Discussions between CPAs and their clients cover many intimate topics, from the inner workings of a business to creating a family’s legacy. Because of the implications these discussions can have on a client’s future and financial position, it’s imperative that the lines of communication remain open—not just at tax time, but all year round.
Here are several best practices for how to work best with your CPA:
Ask about big decisions. If you are considering expanding your business, selling your business, or buying or selling a significant asset, call your CPA to discuss how to proceed in the most tax-efficient manner. Your CPA is aware of ways to structure purchases or sales to take advantage of current tax law. Making such decisions without the CPA’s input can result in lost opportunities for savings, either now or in the future.
The same is true for family decisions. If you are getting married or divorced, having or adopting children, hiring or firing relatives, or making philanthropic decisions, talk things over with your CPA. He or she can serve as a sounding board, assist with planning, and help guide these decisions in a financially responsible manner. As always, the earlier you get your CPA involved in these decisions, the better.
Ask about not-so-big decisions. Your CPA is eager to help you—even if it’s not specifically in the accounting or finance arena. Because he or she serves many clients in different industries, your CPA is exposed to expertise in a variety of disciplines, from technology to cybersecurity to personnel and marketing.
Your CPA might know the answer you’re seeking, but if not, he or she can likely refer you to just the right person to address your concern or curiosity.
Ask about tax and regulatory issues. Tax law and regulatory changes can have a major impact on your business, compensation structure, and estate planning. Your CPA is the best resource for the latest information about how tax and regulatory updates affect you—and what you can do to mitigate any negative impact.
Review important documents. In addition to having your attorney draft and review important documents, have your CPA review them, too. These documents include such items as corporate bylaws and insurance policies, as well as non-compete, equity compensation, employee, and prenuptial agreements. Your CPA can weigh in on how these agreements and policies can be best structured in light of your specific business and family financial circumstances.

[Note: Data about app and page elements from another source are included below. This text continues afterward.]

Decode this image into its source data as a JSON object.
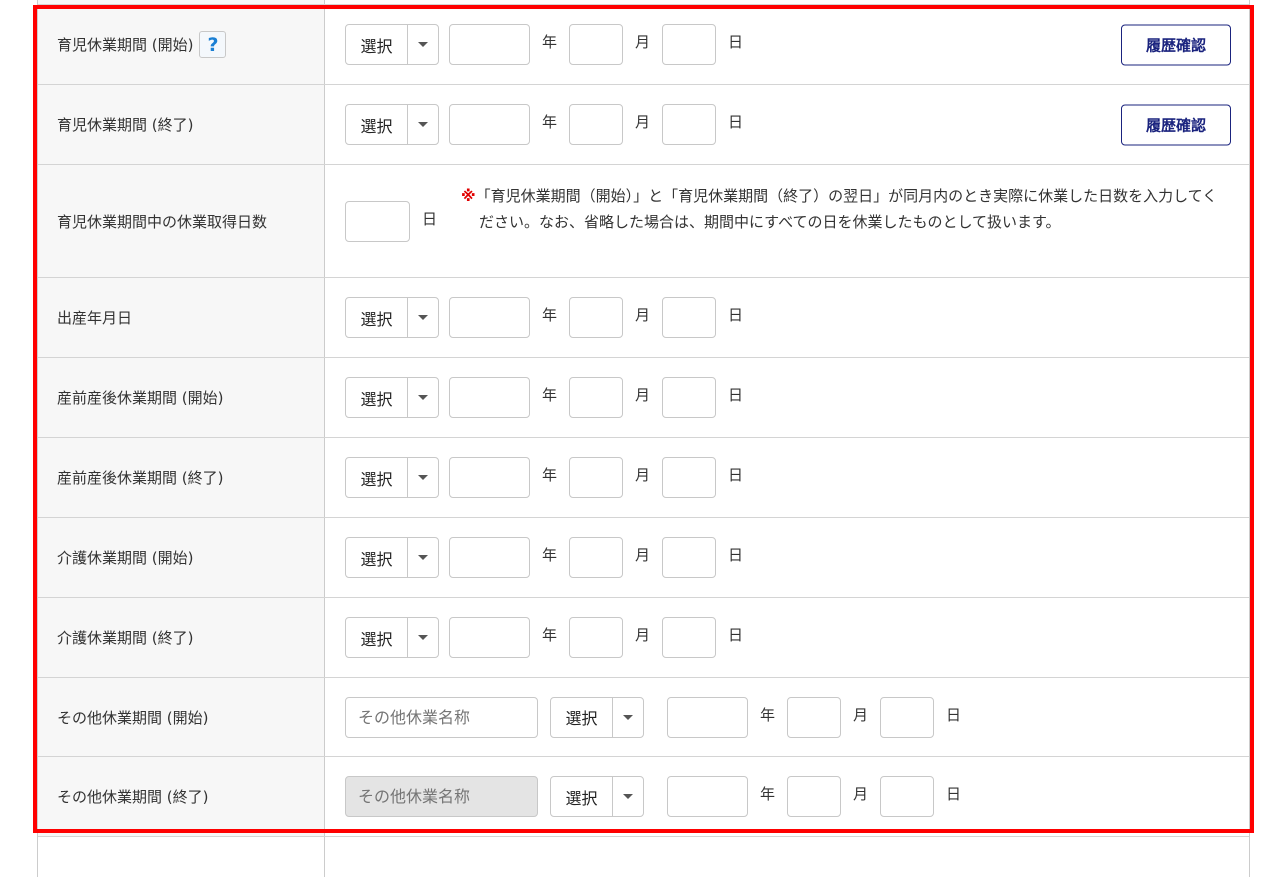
{
  "select_label": "選択",
  "units": {
    "year": "年",
    "month": "月",
    "day": "日"
  },
  "history_button": "履歴確認",
  "help_icon": "?",
  "rows": [
    {
      "label": "育児休業期間 (開始)"
    },
    {
      "label": "育児休業期間 (終了)"
    },
    {
      "label": "育児休業期間中の休業取得日数"
    },
    {
      "label": "出産年月日"
    },
    {
      "label": "産前産後休業期間 (開始)"
    },
    {
      "label": "産前産後休業期間 (終了)"
    },
    {
      "label": "介護休業期間 (開始)"
    },
    {
      "label": "介護休業期間 (終了)"
    },
    {
      "label": "その他休業期間 (開始)"
    },
    {
      "label": "その他休業期間 (終了)"
    }
  ],
  "note_mark": "※",
  "note_text": "「育児休業期間（開始）」と「育児休業期間（終了）の翌日」が同月内のとき実際に休業した日数を入力してください。なお、省略した場合は、期間中にすべての日を休業したものとして扱います。",
  "other_name_placeholder": "その他休業名称"
}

Don’t hide. To paraphrase the iconic Las Vegas slogan, “What happens in your CPA’s office stays in your CPA’s office.” Your CPA has seen and heard it all, so don’t be afraid to share with him or her what you might consider to be silly questions, questionable decisions, or difficult circumstances.
For example, if you or a family member has substance abuse or addiction problems that might affect your business or estate, tell your CPA. If you’ve generated unwanted debt, made a bad business deal, or created a problematic family situation, tell your CPA. He or she will not be surprised or judgmental. In fact, your CPA can likely assist you in managing the fallout of these circumstances and perhaps provide insight and guidance as to how to handle them in the future.
Remember, your CPA is your ally and trusted advisor. Working closely with your CPA is the best way to protect your assets and plan for your financial future.